Ole Søndergaard studied graphic design at the Royal Academy of Fine Arts, Copenhagen. After working as a graphic designer at an architect's office, he established his own design practice. Ole has also taught graphic design at the Royal Academy of Fine Arts, Copenhagen. Between 1985 and 1995 he was co-founder and partner of Eleven Design A/S, designing signs and signposting systems for banks, office blocks and public buildings in Denmark, Sweden, and the Middle East. He has designed corporate identity programmes, logotypes, annual and environmental reports, brochures, packaging and magazines for Danish and international companies, as well as designing complete alphabets and pictogram systems.
Morten Rostgaard Olsen is an graphic designer living and working in Copenhagen. After five years studing at The Danish School of Art and Design, he now runs a design studio where he supplies solutions for corporate design, typography, and typefaces. He's also become a teacher in all these subjects. Among his clients at home and abroad are The Ministry of Education in Copenhagen, the first user of his typeface FF Olsen.
Morten is a member of The Association of Danish Designers MDD.
Look & Buy: www.fontpartners.com

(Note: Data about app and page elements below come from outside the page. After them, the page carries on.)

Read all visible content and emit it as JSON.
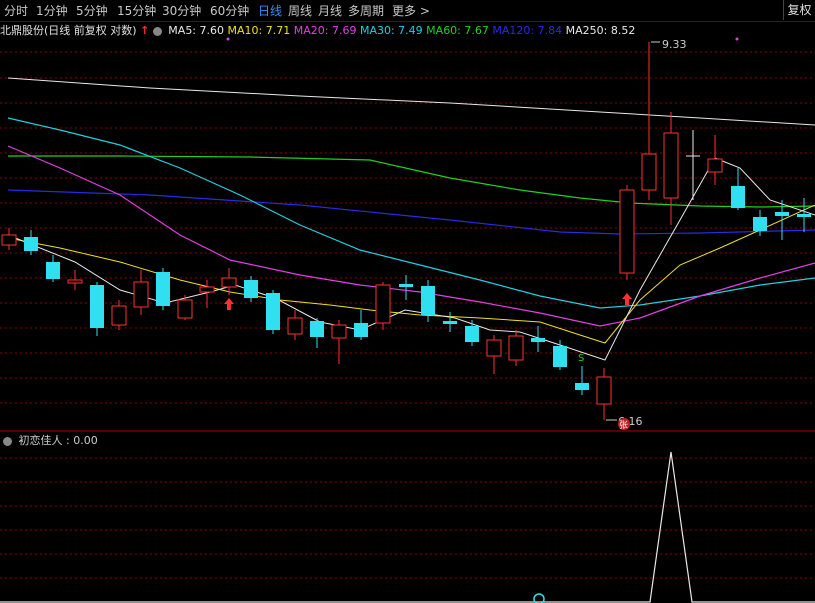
{
  "tabs": [
    {
      "label": "分时",
      "active": false
    },
    {
      "label": "1分钟",
      "active": false
    },
    {
      "label": "5分钟",
      "active": false
    },
    {
      "label": "15分钟",
      "active": false
    },
    {
      "label": "30分钟",
      "active": false
    },
    {
      "label": "60分钟",
      "active": false
    },
    {
      "label": "日线",
      "active": true
    },
    {
      "label": "周线",
      "active": false
    },
    {
      "label": "月线",
      "active": false
    },
    {
      "label": "多周期",
      "active": false
    },
    {
      "label": "更多 >",
      "active": false
    }
  ],
  "fuquan_label": "复权",
  "stock": {
    "title": "北鼎股份(日线 前复权 对数)",
    "up_arrow_color": "#ff3030"
  },
  "ma_legend": [
    {
      "label": "MA5: 7.60",
      "color": "#e8e8e8"
    },
    {
      "label": "MA10: 7.71",
      "color": "#f0e020"
    },
    {
      "label": "MA20: 7.69",
      "color": "#e040e0"
    },
    {
      "label": "MA30: 7.49",
      "color": "#20d0e0"
    },
    {
      "label": "MA60: 7.67",
      "color": "#20d020"
    },
    {
      "label": "MA120: 7.84",
      "color": "#2a2ae0"
    },
    {
      "label": "MA250: 8.52",
      "color": "#e8e8e8"
    }
  ],
  "price_annotations": {
    "high": "9.33",
    "low": "6.16"
  },
  "indicator": {
    "title": "初恋佳人 : 0.00"
  },
  "colors": {
    "up": "#ff3030",
    "down": "#30e0f0",
    "grid": "#8b0000"
  }
}
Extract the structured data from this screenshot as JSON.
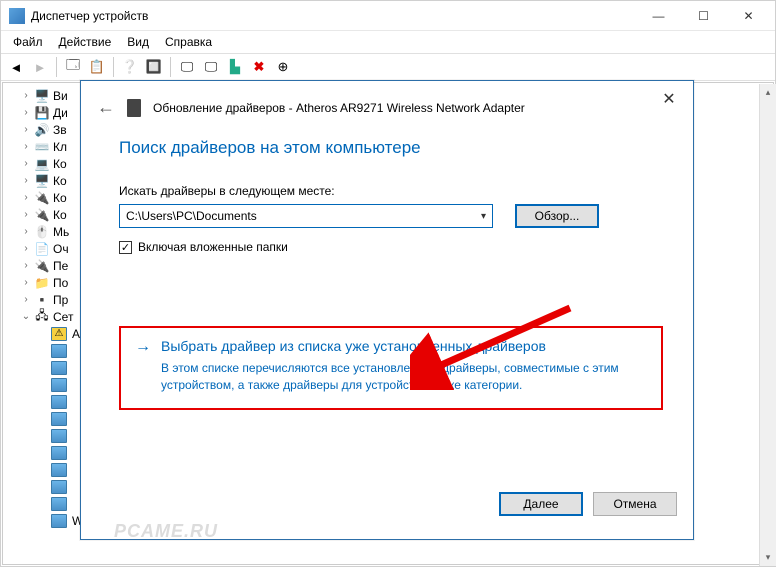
{
  "window": {
    "title": "Диспетчер устройств"
  },
  "menu": {
    "file": "Файл",
    "action": "Действие",
    "view": "Вид",
    "help": "Справка"
  },
  "tree": {
    "items": [
      {
        "label": "Ви",
        "icon": "🖥️"
      },
      {
        "label": "Ди",
        "icon": "💾"
      },
      {
        "label": "Зв",
        "icon": "🔊"
      },
      {
        "label": "Кл",
        "icon": "⌨️"
      },
      {
        "label": "Ко",
        "icon": "💻"
      },
      {
        "label": "Ко",
        "icon": "🖥️"
      },
      {
        "label": "Ко",
        "icon": "🔌"
      },
      {
        "label": "Ко",
        "icon": "🔌"
      },
      {
        "label": "Мь",
        "icon": "🖱️"
      },
      {
        "label": "Оч",
        "icon": "📄"
      },
      {
        "label": "Пе",
        "icon": "🔌"
      },
      {
        "label": "По",
        "icon": "📁"
      },
      {
        "label": "Пр",
        "icon": "▪️"
      },
      {
        "label": "Сет",
        "icon": "🖧",
        "expanded": true
      },
      {
        "label": "A",
        "child": true,
        "warn": true
      },
      {
        "label": "",
        "child": true
      },
      {
        "label": "",
        "child": true
      },
      {
        "label": "",
        "child": true
      },
      {
        "label": "",
        "child": true
      },
      {
        "label": "",
        "child": true
      },
      {
        "label": "",
        "child": true
      },
      {
        "label": "",
        "child": true
      },
      {
        "label": "",
        "child": true
      },
      {
        "label": "",
        "child": true
      },
      {
        "label": "",
        "child": true
      },
      {
        "label": "WAN Miniport (PPTP)",
        "child": true
      }
    ]
  },
  "dialog": {
    "title": "Обновление драйверов - Atheros AR9271 Wireless Network Adapter",
    "heading": "Поиск драйверов на этом компьютере",
    "path_label": "Искать драйверы в следующем месте:",
    "path_value": "C:\\Users\\PC\\Documents",
    "browse": "Обзор...",
    "include_sub": "Включая вложенные папки",
    "pick_title": "Выбрать драйвер из списка уже установленных драйверов",
    "pick_desc": "В этом списке перечисляются все установленные драйверы, совместимые с этим устройством, а также драйверы для устройств той же категории.",
    "next": "Далее",
    "cancel": "Отмена"
  },
  "watermark": "PCAME.RU"
}
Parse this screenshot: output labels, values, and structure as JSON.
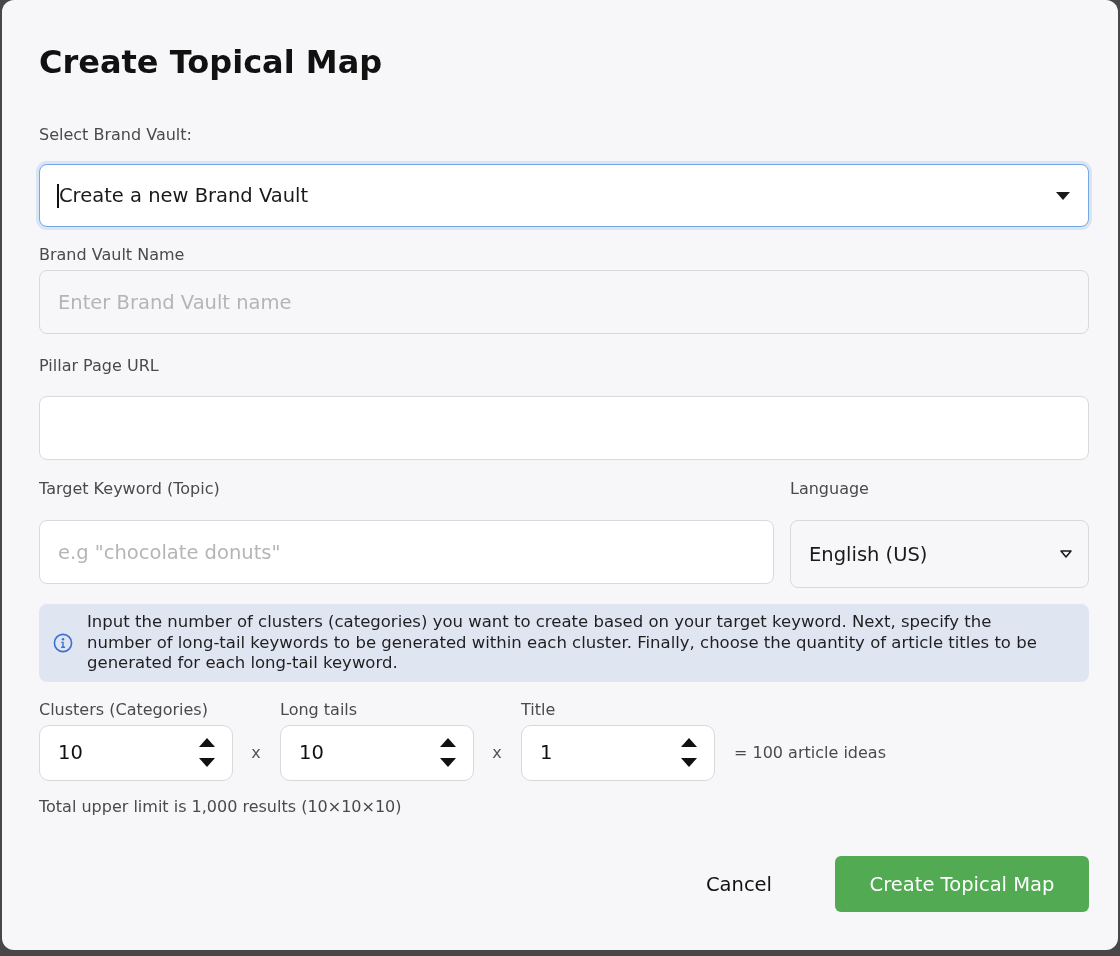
{
  "dialog": {
    "title": "Create Topical Map"
  },
  "brand_vault": {
    "label": "Select Brand Vault:",
    "value": "Create a new Brand Vault",
    "focused": true
  },
  "brand_vault_name": {
    "label": "Brand Vault Name",
    "placeholder": "Enter Brand Vault name"
  },
  "pillar_page_url": {
    "label": "Pillar Page URL"
  },
  "target_keyword": {
    "label": "Target Keyword (Topic)",
    "placeholder": "e.g \"chocolate donuts\""
  },
  "language": {
    "label": "Language",
    "value": "English (US)"
  },
  "info": {
    "text": "Input the number of clusters (categories) you want to create based on your target keyword. Next, specify the number of long-tail keywords to be generated within each cluster. Finally, choose the quantity of article titles to be generated for each long-tail keyword."
  },
  "quantities": [
    {
      "label": "Clusters (Categories)",
      "value": "10"
    },
    {
      "label": "Long tails",
      "value": "10"
    },
    {
      "label": "Title",
      "value": "1"
    }
  ],
  "operators": [
    "x",
    "x"
  ],
  "result": "= 100 article ideas",
  "limit_note": "Total upper limit is 1,000 results (10×10×10)",
  "buttons": [
    {
      "label": "Cancel",
      "kind": "secondary"
    },
    {
      "label": "Create Topical Map",
      "kind": "primary"
    }
  ]
}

Although I am aware of the fact that their is widespread piracy of type in the design community, I'm somewhat perplexed on how and who exactly it's done. Is the majority of font piracy done between people who know each other, or anonymously through the internet, or what? And is participation in it limited to students and hobbyists, or do professional designers themselves take part in it? And finally, what venue does the majority of piracy take place through (traditional websites/peer-to-peer networks/ect)?
Just curious, I hope you guys could clarify the whole situation to me!
i belong to another chat group comprised mainly of computer geeks and code cowboys who almost universally oppose the current definition of intellectual property and advocate open source code, creative commons licensing, file sharing, and drm-free documents. you know, the whole boing-boing crowd.
i've noticed on typophile a strong and understandable trend towards conforming
to EULAs and strict adherance to license regulation.
i don't know where i stand, as i understand both arguments but feel unable
to consistently advocate or practice either.
i'm curious if any of you hardcore typophiles have any thoughts on the future of
font licensing or possible alternative models. i know there are free fonts
and cc fonts out there, but is this really the best we can do ?
(should this thread be in this forum or "general" ?)
“Kamenica” - named after a beautiful small mountain river in Serbia - is a font family containing 3 weights: Light, Regular and Bold.
The Kamenica river is only a few meters wide. Mostly shallow and cold, clear and green, it was the direct inspiration source for the creation of this condensed typeface. As our other typefaces, “Kamenica” also combines traditional shapes with modern forms, tall x-height and a collection of more than 300 glyphs.
Comparing the river with the font, we could say that letters are the fishes that lives in the Kamenica river and that the font weights are the seasons in which this river shows most of its own character.
Find out more at: http://www.tourdefonts.com/font-catalog/kamenica/
Available (or it will be soon) on: